Equally what we see could be fake. Whilst I didn’t intend to deceive with the photo I added to Facebook it would have been easy to pretend that the walk had all been easy and picture perfect.  I’m not saying that someone is deliberately misleading you but maybe they don’t have it as perfect as they portray either. For some new businesses it’s a survival instinct to “fake it till you make it” and it is rare for someone to admit their business isn’t doing well, particularly publically. So next time you find yourself comparing yourself to someone else, just pause for a minute and ask yourself if you are being fair to yourself or to them.  Your journey isn’t their journey, your challenges aren’t their challenges and maybe, just maybe they are looking at you and thinking that they don’t compare.

Meet the Leaders – Eve Tubb

We love being Leaders at Connexions and thought you might be curious to know a little bit more about us. In the first of our Series we talk to Eve Tubb, our newest Leader from our Oxford group.

What is your background?

I have 20 years of Human Resources experience, mainly throughout the hospitality industry. I have worked for Hilton, Jurys Inns and Millennium and Copthorne Hotel.

Following a short career break to have my second child I decided to take my HR career in a different direction and met with the owner of Businessynergy, a HR Consultancy based in Pershore. 2 years later and it is the best career decision I ever made. I love the diversity of working with SMEs in a variety of industries to support them in managing their people and business.

1. Who is your heroine?

So many to choose from and not one of them famous. If I have to choose 1 then I will go with my first manager in HR! She is now one of my closest friends, I have admired her work ethic for over 20 years, but over the past few years her life has been turned upside down following a personal tragedy that would have broken most people.

I see her positivity every day, leading life to the full and never taking anything for granted.
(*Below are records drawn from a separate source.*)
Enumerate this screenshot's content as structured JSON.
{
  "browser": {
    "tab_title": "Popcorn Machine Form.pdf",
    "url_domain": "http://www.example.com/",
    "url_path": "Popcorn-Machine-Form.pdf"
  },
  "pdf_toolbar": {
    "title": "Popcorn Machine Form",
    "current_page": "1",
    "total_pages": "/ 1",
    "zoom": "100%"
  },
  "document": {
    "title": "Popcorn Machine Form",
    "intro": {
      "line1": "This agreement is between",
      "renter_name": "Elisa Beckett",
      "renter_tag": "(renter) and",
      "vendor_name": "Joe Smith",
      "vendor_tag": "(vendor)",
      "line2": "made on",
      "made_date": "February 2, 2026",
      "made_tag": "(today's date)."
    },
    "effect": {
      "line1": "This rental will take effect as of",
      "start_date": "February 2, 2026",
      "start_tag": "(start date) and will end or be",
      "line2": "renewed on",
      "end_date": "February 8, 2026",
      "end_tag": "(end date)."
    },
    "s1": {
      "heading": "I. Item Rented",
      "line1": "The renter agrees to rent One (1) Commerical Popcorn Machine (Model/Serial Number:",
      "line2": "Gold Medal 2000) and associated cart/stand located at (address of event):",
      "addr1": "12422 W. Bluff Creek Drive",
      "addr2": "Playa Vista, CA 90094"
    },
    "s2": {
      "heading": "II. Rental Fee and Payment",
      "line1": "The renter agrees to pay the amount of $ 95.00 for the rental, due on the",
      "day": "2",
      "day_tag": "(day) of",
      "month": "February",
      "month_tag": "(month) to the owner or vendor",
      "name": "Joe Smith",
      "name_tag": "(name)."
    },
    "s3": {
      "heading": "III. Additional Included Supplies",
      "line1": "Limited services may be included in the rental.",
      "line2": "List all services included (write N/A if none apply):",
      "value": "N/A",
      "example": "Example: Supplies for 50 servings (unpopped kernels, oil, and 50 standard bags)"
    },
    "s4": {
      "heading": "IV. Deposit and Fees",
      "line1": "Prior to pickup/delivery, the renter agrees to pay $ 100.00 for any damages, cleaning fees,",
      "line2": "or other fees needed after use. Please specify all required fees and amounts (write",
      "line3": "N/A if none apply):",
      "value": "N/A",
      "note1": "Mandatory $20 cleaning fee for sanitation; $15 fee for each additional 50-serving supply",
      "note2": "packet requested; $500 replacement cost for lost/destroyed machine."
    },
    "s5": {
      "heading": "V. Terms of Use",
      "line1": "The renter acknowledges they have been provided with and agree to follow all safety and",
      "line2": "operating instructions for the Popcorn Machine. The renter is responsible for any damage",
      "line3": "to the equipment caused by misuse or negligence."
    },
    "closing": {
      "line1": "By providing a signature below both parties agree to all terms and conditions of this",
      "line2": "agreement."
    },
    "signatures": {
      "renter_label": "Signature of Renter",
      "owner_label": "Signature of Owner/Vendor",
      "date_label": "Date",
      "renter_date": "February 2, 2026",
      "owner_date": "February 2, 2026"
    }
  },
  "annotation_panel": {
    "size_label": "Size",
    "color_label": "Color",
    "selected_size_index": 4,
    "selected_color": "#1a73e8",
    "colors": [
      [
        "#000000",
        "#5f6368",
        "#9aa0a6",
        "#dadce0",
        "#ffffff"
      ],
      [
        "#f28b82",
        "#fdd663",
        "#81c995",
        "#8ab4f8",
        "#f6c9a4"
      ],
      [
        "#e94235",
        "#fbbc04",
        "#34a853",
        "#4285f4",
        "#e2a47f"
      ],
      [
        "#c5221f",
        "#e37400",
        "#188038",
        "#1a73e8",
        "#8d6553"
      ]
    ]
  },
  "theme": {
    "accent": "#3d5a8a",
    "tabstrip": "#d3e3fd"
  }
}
Some days it’s easy to let life get you down and it’s people like her that give me the kick up the backside I need to remember how good I have got it. 

2. What was the last book you read?

Aliens love underpants (I have a 6 year old and a 3 year old – I haven’t read a book of my own for over 3 years!)

3. What is your favourite thing about what you do?

I can’t deny that I do love to get my teeth into a disciplinary and a restructure, but the outcomes give you the best feeling, knowing that we are helping businesses and their people to be the best that they can be.  

4. Who was your first crush?

Joey McIntyre from New Kids on the Block 

5. What is your favourite thing about The Connexions?

  • The flexibility of attending when it suits you and your business;
  • The relaxed environment that each of the groups have;
  • The variety of speakers who inspire us with their talks.

5. What was your first job?

A waitress at Poppins Restaurant (café) when I was 14

6. What is your biggest pet peeve?

Unclear recycling information on products – we know that we need to be better at recycling but without a magnifying glass it is hard to see how and if items can be recycled sometimes – this needs to get better!

7. What did you want to be when you were little?

A journalist – you’ll see from my answers above, this was never going to be the case, but it was a childhood dream, that and working in a shoe shop.

If you would like to find out more about attending Eve’s Oxford group please get in touch